Component data from apps and pages:
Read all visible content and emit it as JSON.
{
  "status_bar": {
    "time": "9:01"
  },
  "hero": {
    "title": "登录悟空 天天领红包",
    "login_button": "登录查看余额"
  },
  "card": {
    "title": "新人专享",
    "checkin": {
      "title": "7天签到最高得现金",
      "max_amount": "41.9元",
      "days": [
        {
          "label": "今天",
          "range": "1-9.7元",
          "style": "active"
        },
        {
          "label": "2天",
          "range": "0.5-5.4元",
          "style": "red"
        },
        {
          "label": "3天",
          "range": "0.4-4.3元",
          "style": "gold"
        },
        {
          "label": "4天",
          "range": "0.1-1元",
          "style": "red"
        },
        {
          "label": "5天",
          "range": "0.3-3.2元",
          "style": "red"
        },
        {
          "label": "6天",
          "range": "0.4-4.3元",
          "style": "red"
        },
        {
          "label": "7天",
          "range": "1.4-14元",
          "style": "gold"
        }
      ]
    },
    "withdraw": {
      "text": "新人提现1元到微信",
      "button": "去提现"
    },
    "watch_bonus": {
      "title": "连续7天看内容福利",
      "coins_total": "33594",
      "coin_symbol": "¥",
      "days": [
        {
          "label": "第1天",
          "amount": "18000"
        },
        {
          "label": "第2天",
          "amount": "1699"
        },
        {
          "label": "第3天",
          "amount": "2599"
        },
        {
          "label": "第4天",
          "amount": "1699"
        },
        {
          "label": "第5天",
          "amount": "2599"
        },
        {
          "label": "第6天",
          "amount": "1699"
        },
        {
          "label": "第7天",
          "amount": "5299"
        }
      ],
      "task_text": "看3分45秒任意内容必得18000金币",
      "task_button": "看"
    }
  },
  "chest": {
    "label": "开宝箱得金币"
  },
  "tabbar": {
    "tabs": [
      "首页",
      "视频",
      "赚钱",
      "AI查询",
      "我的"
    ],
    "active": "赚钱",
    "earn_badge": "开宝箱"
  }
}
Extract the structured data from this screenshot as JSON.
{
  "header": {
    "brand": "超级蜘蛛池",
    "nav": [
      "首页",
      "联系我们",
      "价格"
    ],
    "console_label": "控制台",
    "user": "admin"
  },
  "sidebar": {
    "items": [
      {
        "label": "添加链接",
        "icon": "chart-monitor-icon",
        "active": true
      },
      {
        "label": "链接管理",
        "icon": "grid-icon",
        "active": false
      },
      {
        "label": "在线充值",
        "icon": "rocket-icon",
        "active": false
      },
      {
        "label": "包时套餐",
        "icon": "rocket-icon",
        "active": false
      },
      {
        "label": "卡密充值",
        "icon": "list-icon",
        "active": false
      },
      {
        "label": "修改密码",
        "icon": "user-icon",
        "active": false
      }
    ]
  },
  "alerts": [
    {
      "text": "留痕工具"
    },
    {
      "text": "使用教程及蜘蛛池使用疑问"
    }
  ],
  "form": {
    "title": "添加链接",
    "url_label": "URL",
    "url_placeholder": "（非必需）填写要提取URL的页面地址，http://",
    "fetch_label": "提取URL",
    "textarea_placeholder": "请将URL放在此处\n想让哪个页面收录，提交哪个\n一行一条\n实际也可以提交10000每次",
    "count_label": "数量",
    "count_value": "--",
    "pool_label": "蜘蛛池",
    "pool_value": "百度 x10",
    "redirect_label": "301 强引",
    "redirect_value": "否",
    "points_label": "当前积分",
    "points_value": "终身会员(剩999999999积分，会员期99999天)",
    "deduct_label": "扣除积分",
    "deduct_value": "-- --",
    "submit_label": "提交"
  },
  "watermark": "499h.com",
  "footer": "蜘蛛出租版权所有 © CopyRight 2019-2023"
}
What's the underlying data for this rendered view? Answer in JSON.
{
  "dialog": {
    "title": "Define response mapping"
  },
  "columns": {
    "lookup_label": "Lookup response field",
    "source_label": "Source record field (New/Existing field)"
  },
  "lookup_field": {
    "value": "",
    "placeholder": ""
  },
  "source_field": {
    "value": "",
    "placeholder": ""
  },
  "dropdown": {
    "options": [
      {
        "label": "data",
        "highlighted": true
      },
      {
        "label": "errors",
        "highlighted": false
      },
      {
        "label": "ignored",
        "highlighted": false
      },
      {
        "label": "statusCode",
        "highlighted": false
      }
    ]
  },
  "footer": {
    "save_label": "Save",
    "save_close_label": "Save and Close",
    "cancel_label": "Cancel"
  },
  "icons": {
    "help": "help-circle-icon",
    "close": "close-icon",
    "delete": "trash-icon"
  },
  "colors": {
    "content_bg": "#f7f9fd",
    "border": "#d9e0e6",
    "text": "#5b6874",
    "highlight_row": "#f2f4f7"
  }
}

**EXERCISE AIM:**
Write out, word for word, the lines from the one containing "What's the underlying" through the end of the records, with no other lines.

**SOLUTION FOR THIS TASK:**
What's the underlying data for this rendered view? Answer in JSON.
{
  "dialog": {
    "title": "Define response mapping"
  },
  "columns": {
    "lookup_label": "Lookup response field",
    "source_label": "Source record field (New/Existing field)"
  },
  "lookup_field": {
    "value": "",
    "placeholder": ""
  },
  "source_field": {
    "value": "",
    "placeholder": ""
  },
  "dropdown": {
    "options": [
      {
        "label": "data",
        "highlighted": true
      },
      {
        "label": "errors",
        "highlighted": false
      },
      {
        "label": "ignored",
        "highlighted": false
      },
      {
        "label": "statusCode",
        "highlighted": false
      }
    ]
  },
  "footer": {
    "save_label": "Save",
    "save_close_label": "Save and Close",
    "cancel_label": "Cancel"
  },
  "icons": {
    "help": "help-circle-icon",
    "close": "close-icon",
    "delete": "trash-icon"
  },
  "colors": {
    "content_bg": "#f7f9fd",
    "border": "#d9e0e6",
    "text": "#5b6874",
    "highlight_row": "#f2f4f7"
  }
}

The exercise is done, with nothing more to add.